I’ve always been a scaredy-cat. My best friend asked me once, ‘what were you like as a child?’ and without hesitation, I replied, ‘I was scared of everything.’
Part of it was how my young, first-time parents never seemed to take me seriously when I was physically afraid of something, like being too deep in the ocean, or on a roller coaster. They’d often find it amusing instead, and I’d feel embarrassed and worse than before. In my four-year-old mind, the world was a dangerous place and the only person I could rely on to protect me was myself.
Of course, they never meant to give me any issues and they did the best they could. (FYI, I love my parents and don’t hold anything against them.)

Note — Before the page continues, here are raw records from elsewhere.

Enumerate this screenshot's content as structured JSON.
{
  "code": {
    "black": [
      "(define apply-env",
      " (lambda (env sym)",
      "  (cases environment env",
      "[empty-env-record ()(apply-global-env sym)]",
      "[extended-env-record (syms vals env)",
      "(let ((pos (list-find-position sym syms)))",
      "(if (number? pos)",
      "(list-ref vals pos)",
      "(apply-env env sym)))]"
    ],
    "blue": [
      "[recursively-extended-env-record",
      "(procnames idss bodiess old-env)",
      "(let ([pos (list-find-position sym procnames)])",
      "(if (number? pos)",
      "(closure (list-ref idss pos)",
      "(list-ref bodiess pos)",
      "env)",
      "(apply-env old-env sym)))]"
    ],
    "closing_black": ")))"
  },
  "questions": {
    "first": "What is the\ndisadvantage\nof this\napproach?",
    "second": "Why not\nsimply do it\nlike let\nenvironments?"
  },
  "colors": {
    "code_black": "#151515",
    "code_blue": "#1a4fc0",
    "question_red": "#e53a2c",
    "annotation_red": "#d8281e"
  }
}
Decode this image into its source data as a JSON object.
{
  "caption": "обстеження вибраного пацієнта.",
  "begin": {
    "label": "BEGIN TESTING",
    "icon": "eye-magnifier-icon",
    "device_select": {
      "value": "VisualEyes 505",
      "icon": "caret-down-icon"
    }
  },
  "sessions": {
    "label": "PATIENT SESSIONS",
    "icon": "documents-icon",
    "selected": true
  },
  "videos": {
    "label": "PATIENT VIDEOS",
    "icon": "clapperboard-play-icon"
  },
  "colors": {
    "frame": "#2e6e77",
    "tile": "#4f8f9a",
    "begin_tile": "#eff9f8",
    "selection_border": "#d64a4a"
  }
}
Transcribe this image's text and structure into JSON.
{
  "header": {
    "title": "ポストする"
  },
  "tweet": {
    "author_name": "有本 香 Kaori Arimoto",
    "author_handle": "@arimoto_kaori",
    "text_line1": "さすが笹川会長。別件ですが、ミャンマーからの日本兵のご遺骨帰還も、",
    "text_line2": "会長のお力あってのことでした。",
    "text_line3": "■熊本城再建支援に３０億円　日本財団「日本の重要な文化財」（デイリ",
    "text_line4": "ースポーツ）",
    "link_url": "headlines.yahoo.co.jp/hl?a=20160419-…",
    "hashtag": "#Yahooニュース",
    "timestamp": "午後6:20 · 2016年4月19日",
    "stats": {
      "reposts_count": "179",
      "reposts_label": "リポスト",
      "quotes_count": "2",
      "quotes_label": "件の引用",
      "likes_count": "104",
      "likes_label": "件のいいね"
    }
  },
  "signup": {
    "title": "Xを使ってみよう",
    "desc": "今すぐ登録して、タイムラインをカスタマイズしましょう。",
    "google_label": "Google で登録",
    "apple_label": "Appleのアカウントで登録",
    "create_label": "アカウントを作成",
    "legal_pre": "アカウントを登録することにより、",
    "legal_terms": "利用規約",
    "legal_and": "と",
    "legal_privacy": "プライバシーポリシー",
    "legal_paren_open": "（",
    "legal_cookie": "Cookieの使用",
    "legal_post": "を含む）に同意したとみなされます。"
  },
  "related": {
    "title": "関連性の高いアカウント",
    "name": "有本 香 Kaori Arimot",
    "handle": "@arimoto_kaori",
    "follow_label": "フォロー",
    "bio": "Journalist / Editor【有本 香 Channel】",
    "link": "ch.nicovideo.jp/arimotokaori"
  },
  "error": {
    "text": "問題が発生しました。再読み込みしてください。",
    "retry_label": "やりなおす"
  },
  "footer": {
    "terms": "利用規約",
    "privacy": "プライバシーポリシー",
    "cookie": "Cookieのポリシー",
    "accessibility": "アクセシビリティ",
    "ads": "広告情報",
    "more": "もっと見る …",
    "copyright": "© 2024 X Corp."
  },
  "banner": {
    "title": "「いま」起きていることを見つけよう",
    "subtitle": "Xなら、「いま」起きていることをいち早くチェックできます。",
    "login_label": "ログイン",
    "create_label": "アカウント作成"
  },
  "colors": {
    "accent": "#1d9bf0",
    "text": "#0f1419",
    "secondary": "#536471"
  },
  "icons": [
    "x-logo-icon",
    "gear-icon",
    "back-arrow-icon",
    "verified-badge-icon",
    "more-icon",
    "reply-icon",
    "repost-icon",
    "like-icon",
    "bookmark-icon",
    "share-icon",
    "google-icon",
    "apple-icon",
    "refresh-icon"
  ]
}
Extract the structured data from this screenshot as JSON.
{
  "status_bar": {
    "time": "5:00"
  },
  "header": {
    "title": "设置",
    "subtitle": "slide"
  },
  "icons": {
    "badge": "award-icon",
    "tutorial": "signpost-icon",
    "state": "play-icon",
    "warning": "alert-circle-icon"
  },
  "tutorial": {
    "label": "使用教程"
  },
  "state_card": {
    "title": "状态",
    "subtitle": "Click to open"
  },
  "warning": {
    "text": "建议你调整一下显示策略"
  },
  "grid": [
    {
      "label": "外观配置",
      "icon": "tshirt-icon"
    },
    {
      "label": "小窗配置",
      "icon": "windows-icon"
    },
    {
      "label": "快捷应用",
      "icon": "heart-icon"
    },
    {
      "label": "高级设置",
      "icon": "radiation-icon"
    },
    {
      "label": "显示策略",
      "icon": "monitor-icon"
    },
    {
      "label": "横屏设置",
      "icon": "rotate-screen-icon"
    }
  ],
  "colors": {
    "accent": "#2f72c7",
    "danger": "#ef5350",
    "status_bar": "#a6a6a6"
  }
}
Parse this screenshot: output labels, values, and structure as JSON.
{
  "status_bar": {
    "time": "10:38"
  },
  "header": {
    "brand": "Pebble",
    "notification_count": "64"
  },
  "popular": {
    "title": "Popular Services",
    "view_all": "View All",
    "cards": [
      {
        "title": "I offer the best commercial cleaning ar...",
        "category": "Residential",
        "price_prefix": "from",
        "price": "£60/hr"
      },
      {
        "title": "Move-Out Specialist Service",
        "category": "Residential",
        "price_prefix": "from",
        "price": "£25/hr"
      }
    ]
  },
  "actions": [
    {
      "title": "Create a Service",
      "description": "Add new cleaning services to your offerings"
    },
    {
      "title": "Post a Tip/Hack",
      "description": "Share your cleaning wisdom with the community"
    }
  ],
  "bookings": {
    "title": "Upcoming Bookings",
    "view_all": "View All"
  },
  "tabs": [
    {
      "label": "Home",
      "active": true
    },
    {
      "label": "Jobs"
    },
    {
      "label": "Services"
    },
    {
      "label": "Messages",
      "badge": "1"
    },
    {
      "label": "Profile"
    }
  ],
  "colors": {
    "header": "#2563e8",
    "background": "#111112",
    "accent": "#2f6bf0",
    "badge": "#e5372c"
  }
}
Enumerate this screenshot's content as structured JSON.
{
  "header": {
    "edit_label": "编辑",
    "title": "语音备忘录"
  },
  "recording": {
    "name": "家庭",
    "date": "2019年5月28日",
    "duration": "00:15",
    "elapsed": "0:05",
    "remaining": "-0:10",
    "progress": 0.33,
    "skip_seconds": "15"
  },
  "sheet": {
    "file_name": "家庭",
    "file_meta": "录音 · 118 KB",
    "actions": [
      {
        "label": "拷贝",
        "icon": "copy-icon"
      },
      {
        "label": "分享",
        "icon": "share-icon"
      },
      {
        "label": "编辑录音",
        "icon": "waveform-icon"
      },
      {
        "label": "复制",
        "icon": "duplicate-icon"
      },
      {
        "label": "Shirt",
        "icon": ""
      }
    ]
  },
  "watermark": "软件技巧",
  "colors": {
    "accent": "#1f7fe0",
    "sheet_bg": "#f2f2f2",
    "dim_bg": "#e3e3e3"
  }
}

But I did cope with my fears by avoiding anything that didn’t seem absolutely physically safe, or carried any risk of being laughed at. It’s probably why I love reading and writing so much, and definitely why I never felt inclined towards sports and games. OBS? …My childhood idea of hell!
Fast forward to present day: I’m in class at the pole studio, and we’re learning to invert from the ground. Simple enough.
But suddenly, my physical sense of self doesn’t feel absolutely safe anymore. Every time I try to go upside down, my instinctive self-protecting mechanism kicks in and doesn’t allow me to swing my head backwards enough for my body to tip over into the correct posture.
All sorts of irrational fears pop up and I just can’t do it, despite how much I desperately want to!
Eventually after a few weeks of practice, I manage to train my body in the correct motions and get my inversion. But the fear is still very much there…
And from here, the pole tricks get more and more challenging.
Which often leaves me stuck.
I’ve just started to fully recognize how much of an impact my fears have on my progress. Its been proven that our minds play an even bigger part in accomplishing physical goals than our bodies do. So while my body is definitely improving in strength, my mind still relates to it as weak and unreliable, and won’t allow it to go as far as it probably can.
Before I did my first successful layback, I was convinced that I wouldn’t have enough strength to sit back up and reach for the pole.
I actually do. However, I still can’t bring myself to let go and lay back when the pole is spinning because the motion triggers in me the fear that I might not be able to get back up, and I’ll be stuck upside down, helpless and spinning uncontrollably.
Which in itself is not actually a big deal… (Just slide down to the floor or sit back up and grab the pole again.) but to me, it’s quite a nightmare. My spacial awareness gets thrown off, I get dizzy, and my panic starts to rise.
Needless to say, attempting aerial inversions is out of the question.
I’m not sure how to overcome my fears, except to try and embrace them and keep on practicing the moves until I get used to the physical feeling of doing them. They say that acknowledging that you have a problem is the first step to overcoming it…
I hope they’re right.